Will this be the end of the green coercion that has pumped electricity tariffs to economy-wrecking heights and seen cheap, off-patent incandescent light bulbs replaced by expensive, mercury-laden Turnbulbs, the ones or current Prime Minister insisted on mandating during his turn as a carbon-tax supporting environment minister? Not likely. Every long march begins with a small step, as the eco zealots from lobby group Plastic Bag Free Victoria (PBFV) made clear in a recent submission to the Victorian government. A small selection of their demands is reproduced below:
On top of that little list the PBFVers also want smokers to return their butts to the point of sale, with heavy penalties if they don’t. If you set out to re-make society, why stop at bags when so much more of your fellow citizens’ aberrant behaviour is crying out for stern regulation?
Were it not for legislation that bans single-use bags nationwide as of July 1, it would be entirely possible to determine exactly how Australian shoppers feel about paying more for the eco-privilege of being inconvenienced while simultaneously subjected to the increased risk of bacterial infections. If, say, Woolies introduced its bag ban and Coles declined to follow suit, the growth or shrinkage in either chain’s sales would have been the proof of actual public sentiment. Alas, in a further example of the way things work in Australia, the law frees both chains from the overhead cost of providing checkout bags, allows them to sell lots more bin-liners that would otherwise not have been needed and improve productivity by forcing customers to bag their own goods, rather than see that service provided by the register attendant. Conspicuous virtue, and virtue-signalling, is indeed its own reward.

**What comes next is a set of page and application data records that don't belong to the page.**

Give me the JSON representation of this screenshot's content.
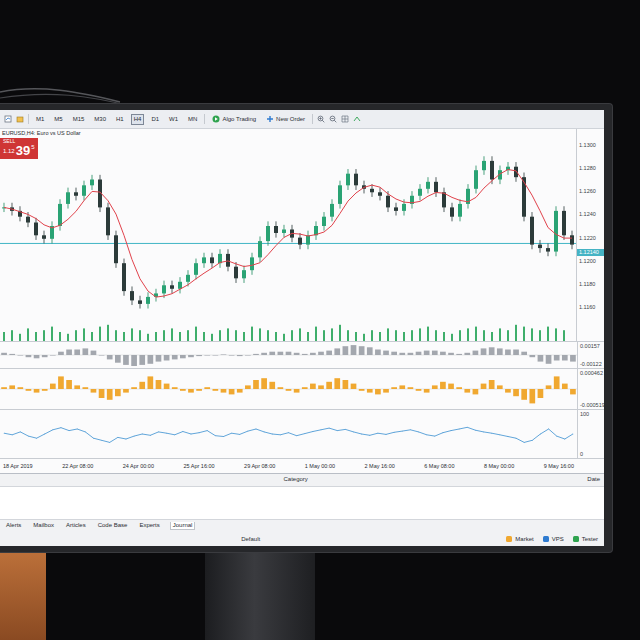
{
  "toolbar": {
    "timeframes": [
      {
        "label": "M1",
        "selected": false
      },
      {
        "label": "M5",
        "selected": false
      },
      {
        "label": "M15",
        "selected": false
      },
      {
        "label": "M30",
        "selected": false
      },
      {
        "label": "H1",
        "selected": false
      },
      {
        "label": "H4",
        "selected": true
      },
      {
        "label": "D1",
        "selected": false
      },
      {
        "label": "W1",
        "selected": false
      },
      {
        "label": "MN",
        "selected": false
      }
    ],
    "buttons": [
      "Algo Trading",
      "New Order"
    ]
  },
  "trade_panel": {
    "side": "SELL",
    "price_prefix": "1.12",
    "price_big": "39",
    "price_sup": "5"
  },
  "chart": {
    "symbol": "EURUSD,H4: Euro vs US Dollar",
    "price_axis": [
      "1.1300",
      "1.1280",
      "1.1260",
      "1.1240",
      "1.1220",
      "1.1200",
      "1.1180",
      "1.1160"
    ],
    "current_price": "1.12140",
    "hline": 1.1215,
    "axis_min": 1.115,
    "axis_max": 1.131,
    "closes": [
      1.1246,
      1.1243,
      1.1238,
      1.1233,
      1.1222,
      1.1219,
      1.123,
      1.1249,
      1.1259,
      1.1256,
      1.1265,
      1.127,
      1.1246,
      1.1222,
      1.1198,
      1.1174,
      1.1166,
      1.1163,
      1.1169,
      1.1172,
      1.1179,
      1.1176,
      1.1182,
      1.1188,
      1.1198,
      1.1203,
      1.1198,
      1.1206,
      1.1195,
      1.1185,
      1.1192,
      1.1203,
      1.1217,
      1.123,
      1.1224,
      1.1227,
      1.122,
      1.1214,
      1.1222,
      1.123,
      1.1238,
      1.1249,
      1.1265,
      1.1275,
      1.1265,
      1.1262,
      1.1259,
      1.1256,
      1.1246,
      1.1243,
      1.1249,
      1.1256,
      1.1262,
      1.1268,
      1.1259,
      1.1246,
      1.1238,
      1.1249,
      1.1262,
      1.1278,
      1.1286,
      1.127,
      1.1278,
      1.1281,
      1.1272,
      1.1238,
      1.1214,
      1.1211,
      1.1208,
      1.1243,
      1.1222,
      1.1214
    ],
    "volume": [
      5,
      6,
      4,
      7,
      5,
      6,
      8,
      5,
      4,
      6,
      7,
      5,
      8,
      9,
      6,
      5,
      7,
      6,
      4,
      5,
      6,
      7,
      5,
      6,
      8,
      5,
      4,
      6,
      7,
      6,
      5,
      8,
      7,
      6,
      5,
      4,
      6,
      7,
      5,
      8,
      6,
      7,
      9,
      6,
      5,
      4,
      6,
      5,
      7,
      6,
      5,
      6,
      7,
      8,
      6,
      5,
      4,
      6,
      7,
      8,
      6,
      5,
      7,
      6,
      9,
      8,
      7,
      6,
      8,
      7,
      6
    ]
  },
  "macd": {
    "axis": [
      "0.00157",
      "-0.00122"
    ],
    "values": [
      0.2,
      0.1,
      0,
      -0.2,
      -0.3,
      -0.2,
      0,
      0.3,
      0.5,
      0.5,
      0.6,
      0.4,
      0,
      -0.4,
      -0.7,
      -0.9,
      -1,
      -0.9,
      -0.8,
      -0.6,
      -0.5,
      -0.4,
      -0.3,
      -0.2,
      -0.1,
      0,
      0,
      0.05,
      -0.05,
      -0.1,
      0,
      0.1,
      0.2,
      0.3,
      0.3,
      0.3,
      0.2,
      0.1,
      0.2,
      0.3,
      0.4,
      0.6,
      0.8,
      0.9,
      0.8,
      0.7,
      0.5,
      0.4,
      0.3,
      0.2,
      0.2,
      0.3,
      0.4,
      0.4,
      0.3,
      0.2,
      0.1,
      0.2,
      0.4,
      0.6,
      0.7,
      0.6,
      0.5,
      0.5,
      0.3,
      -0.2,
      -0.6,
      -0.8,
      -0.5,
      -0.5,
      -0.6
    ]
  },
  "oscillator": {
    "axis": [
      "0.000462",
      "-0.000519"
    ],
    "values": [
      0.1,
      0.2,
      0.1,
      -0.1,
      -0.2,
      -0.1,
      0.3,
      0.7,
      0.5,
      0.2,
      0.1,
      -0.2,
      -0.5,
      -0.6,
      -0.4,
      -0.2,
      0.1,
      0.4,
      0.7,
      0.5,
      0.3,
      0.1,
      -0.1,
      -0.2,
      -0.1,
      0.1,
      -0.1,
      -0.2,
      -0.3,
      -0.2,
      0.2,
      0.5,
      0.6,
      0.4,
      0.1,
      -0.1,
      -0.2,
      0.1,
      0.3,
      0.2,
      0.4,
      0.6,
      0.5,
      0.3,
      -0.1,
      -0.2,
      -0.3,
      -0.2,
      0.1,
      0.2,
      0.1,
      -0.1,
      -0.2,
      0.2,
      0.4,
      0.3,
      0.1,
      -0.2,
      -0.3,
      0.3,
      0.5,
      0.2,
      -0.2,
      -0.4,
      -0.6,
      -0.8,
      -0.5,
      0.2,
      0.7,
      0.3,
      -0.3
    ]
  },
  "line_indicator": {
    "axis": [
      "100",
      "0"
    ],
    "values": [
      52,
      48,
      55,
      45,
      40,
      50,
      60,
      65,
      58,
      62,
      55,
      40,
      35,
      30,
      42,
      38,
      45,
      50,
      47,
      55,
      52,
      48,
      56,
      50,
      53,
      58,
      46,
      44,
      52,
      49,
      57,
      62,
      55,
      50,
      48,
      53,
      46,
      51,
      56,
      60,
      64,
      58,
      61,
      55,
      50,
      47,
      52,
      49,
      54,
      57,
      60,
      55,
      48,
      45,
      53,
      58,
      62,
      66,
      59,
      55,
      52,
      48,
      44,
      40,
      30,
      35,
      50,
      62,
      45,
      38,
      50
    ]
  },
  "time_axis": [
    "18 Apr 2019",
    "22 Apr 08:00",
    "24 Apr 00:00",
    "25 Apr 16:00",
    "29 Apr 08:00",
    "1 May 00:00",
    "2 May 16:00",
    "6 May 08:00",
    "8 May 00:00",
    "9 May 16:00"
  ],
  "toolbox": {
    "columns": [
      "Category",
      "Date"
    ],
    "tabs": [
      {
        "label": "Alerts",
        "selected": false
      },
      {
        "label": "Mailbox",
        "selected": false
      },
      {
        "label": "Articles",
        "selected": false
      },
      {
        "label": "Code Base",
        "selected": false
      },
      {
        "label": "Experts",
        "selected": false
      },
      {
        "label": "Journal",
        "selected": true
      }
    ],
    "status": "Default",
    "status_items": [
      "Market",
      "VPS",
      "Tester"
    ]
  }
}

What can aggrieved consumers do? Well, for starters, they might think of purchasing their own bags. OfficeWorks offers them at $2 per 200 and a quick google on “singlet bags” will turn up plenty of other suppliers. Shoppers living within walking distance of their favoured supermarket might simply consider taking the shopping trolley home with them, allowing that it isn’t hobbled beyond the carpark by one of those magnetic wheel locks. The money the chains save by no longer providing bags can be spent on recovering stray trolleys from nature strips and paying council fines when they aren’t.
And perhaps, by way of noting a fine hypocrisy, they might consider dashing off a short note to Woolies’ CEO Banducci,, who talks a good game about plastic bags but, for an eco activist, appears to pick and choose his enviro causes with some care. When not issuing virtuous press releases from the company’s Sydney HQ he might well be found at his boutique winery in the south island of New Zealand. Presumably he crosses the Tasman in a carbon-spewing jetliner, all those plastic bags in the water making swimming far too perilous.
The last suggestion, just by the way, comes from Mum, who despite her age is a dab hand with googling things that interest her. She also notes that, while Aldi’s long-standing refusal to issue bags stopped us shopping there in the past, that objection no longer applies.
“Their stuff is better anyway,” she said this morning. “Bugger Woollies and Coles.”
Roger Franklin edits Quadrant Online